**PROBLEM DETAILS:**
State how many lines in these records contain the word "model", and nothing else.

**GIVEN ENTRIES:**
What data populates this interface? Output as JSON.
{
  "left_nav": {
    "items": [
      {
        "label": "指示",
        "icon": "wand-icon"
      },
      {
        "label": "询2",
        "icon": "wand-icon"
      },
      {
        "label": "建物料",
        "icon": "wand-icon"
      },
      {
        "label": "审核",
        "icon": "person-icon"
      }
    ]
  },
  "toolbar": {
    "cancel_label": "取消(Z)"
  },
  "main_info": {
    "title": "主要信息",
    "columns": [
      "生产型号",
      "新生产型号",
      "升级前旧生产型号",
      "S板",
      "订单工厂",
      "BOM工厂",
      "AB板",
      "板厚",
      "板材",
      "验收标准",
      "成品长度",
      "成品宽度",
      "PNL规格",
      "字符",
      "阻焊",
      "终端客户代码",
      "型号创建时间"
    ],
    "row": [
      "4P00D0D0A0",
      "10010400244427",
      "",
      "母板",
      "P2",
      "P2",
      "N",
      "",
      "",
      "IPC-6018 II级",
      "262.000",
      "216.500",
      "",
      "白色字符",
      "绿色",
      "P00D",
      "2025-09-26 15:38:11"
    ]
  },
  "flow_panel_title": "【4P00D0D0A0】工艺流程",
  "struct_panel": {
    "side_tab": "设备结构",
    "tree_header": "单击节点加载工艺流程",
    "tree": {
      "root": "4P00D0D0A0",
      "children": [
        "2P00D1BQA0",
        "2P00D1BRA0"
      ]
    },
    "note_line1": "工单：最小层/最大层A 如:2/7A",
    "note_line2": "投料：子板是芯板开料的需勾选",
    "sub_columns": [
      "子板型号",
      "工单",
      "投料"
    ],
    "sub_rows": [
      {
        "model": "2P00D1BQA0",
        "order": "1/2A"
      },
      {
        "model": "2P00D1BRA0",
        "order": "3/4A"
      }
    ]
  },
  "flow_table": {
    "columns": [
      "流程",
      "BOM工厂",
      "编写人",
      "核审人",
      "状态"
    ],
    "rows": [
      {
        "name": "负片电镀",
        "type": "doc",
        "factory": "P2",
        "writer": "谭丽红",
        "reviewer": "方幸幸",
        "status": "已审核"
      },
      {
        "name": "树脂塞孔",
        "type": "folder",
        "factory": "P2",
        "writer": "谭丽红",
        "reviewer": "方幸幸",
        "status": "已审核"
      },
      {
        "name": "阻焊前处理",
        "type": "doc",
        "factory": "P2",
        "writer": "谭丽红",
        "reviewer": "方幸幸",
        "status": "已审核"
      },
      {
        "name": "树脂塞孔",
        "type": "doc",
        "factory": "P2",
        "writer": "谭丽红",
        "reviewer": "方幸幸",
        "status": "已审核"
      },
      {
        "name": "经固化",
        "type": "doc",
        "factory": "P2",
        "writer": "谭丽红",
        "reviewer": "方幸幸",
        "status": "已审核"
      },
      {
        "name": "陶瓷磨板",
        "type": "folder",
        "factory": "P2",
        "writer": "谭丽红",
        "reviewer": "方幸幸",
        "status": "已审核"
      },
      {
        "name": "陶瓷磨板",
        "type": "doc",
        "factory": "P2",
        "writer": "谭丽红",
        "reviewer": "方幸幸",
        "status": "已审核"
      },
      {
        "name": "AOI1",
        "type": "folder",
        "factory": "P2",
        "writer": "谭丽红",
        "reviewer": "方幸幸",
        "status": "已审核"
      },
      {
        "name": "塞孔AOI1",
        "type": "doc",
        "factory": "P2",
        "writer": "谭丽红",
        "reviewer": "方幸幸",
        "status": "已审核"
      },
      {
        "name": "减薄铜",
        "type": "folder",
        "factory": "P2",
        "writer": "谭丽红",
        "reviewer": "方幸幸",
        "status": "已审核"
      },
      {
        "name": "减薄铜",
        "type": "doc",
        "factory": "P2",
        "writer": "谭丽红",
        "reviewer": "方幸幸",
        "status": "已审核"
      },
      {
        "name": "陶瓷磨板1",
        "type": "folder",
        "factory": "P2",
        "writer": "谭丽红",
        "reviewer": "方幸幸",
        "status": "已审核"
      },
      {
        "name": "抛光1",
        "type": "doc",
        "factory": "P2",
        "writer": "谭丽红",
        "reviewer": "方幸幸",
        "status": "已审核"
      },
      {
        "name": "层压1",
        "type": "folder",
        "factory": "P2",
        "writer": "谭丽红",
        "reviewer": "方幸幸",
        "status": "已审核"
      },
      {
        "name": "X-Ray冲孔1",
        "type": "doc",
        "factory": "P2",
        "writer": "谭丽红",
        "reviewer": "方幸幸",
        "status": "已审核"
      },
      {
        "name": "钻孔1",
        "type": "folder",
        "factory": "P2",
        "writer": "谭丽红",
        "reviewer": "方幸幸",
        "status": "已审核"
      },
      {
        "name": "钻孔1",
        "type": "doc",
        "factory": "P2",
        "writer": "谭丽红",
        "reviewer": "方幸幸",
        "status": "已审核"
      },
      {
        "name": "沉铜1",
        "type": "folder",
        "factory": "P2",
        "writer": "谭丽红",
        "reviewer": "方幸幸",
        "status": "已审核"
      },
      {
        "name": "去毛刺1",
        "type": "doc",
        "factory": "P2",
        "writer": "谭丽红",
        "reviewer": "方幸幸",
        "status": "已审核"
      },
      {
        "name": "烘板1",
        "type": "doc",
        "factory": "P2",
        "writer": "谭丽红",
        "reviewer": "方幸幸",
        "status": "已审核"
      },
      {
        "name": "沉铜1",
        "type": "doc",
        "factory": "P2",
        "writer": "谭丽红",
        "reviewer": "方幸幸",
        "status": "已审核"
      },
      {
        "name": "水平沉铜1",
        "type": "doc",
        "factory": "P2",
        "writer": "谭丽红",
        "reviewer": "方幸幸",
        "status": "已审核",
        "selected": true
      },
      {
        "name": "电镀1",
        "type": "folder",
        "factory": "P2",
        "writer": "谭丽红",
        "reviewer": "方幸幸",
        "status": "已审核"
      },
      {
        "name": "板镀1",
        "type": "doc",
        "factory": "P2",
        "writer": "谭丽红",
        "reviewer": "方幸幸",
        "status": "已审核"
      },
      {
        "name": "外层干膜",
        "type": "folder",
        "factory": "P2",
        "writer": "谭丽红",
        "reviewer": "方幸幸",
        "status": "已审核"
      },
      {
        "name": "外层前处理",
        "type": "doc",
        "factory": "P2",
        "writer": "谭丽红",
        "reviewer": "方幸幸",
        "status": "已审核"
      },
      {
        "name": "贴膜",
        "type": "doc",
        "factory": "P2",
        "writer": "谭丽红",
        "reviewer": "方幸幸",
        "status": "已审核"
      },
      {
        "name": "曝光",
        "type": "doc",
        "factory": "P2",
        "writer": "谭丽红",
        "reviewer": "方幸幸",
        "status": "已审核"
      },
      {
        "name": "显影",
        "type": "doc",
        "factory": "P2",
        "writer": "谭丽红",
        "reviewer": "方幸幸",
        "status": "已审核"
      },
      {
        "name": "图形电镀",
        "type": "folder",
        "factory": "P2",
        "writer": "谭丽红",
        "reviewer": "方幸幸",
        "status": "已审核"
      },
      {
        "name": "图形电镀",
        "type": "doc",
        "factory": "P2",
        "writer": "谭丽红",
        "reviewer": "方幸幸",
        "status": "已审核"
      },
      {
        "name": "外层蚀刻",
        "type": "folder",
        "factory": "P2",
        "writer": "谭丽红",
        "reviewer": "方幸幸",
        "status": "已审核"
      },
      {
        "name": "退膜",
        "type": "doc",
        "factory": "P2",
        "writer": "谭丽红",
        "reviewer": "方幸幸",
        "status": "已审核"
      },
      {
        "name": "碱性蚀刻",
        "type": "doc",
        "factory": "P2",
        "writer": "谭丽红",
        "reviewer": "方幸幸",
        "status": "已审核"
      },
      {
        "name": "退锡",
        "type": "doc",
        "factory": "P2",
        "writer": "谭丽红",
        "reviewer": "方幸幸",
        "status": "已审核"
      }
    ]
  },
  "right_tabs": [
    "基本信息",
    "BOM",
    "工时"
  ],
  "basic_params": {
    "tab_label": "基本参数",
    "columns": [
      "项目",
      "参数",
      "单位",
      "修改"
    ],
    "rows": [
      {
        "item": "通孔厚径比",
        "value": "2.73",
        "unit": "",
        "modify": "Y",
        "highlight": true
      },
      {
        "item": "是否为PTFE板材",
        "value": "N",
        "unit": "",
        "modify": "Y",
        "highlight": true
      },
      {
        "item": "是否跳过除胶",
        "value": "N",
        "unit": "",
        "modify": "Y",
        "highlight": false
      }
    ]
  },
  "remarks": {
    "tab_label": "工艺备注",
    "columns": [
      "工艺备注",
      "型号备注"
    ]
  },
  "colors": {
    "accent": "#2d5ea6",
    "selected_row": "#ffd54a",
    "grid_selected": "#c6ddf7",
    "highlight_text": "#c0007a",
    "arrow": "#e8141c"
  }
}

**ANSWER SPACE:**
2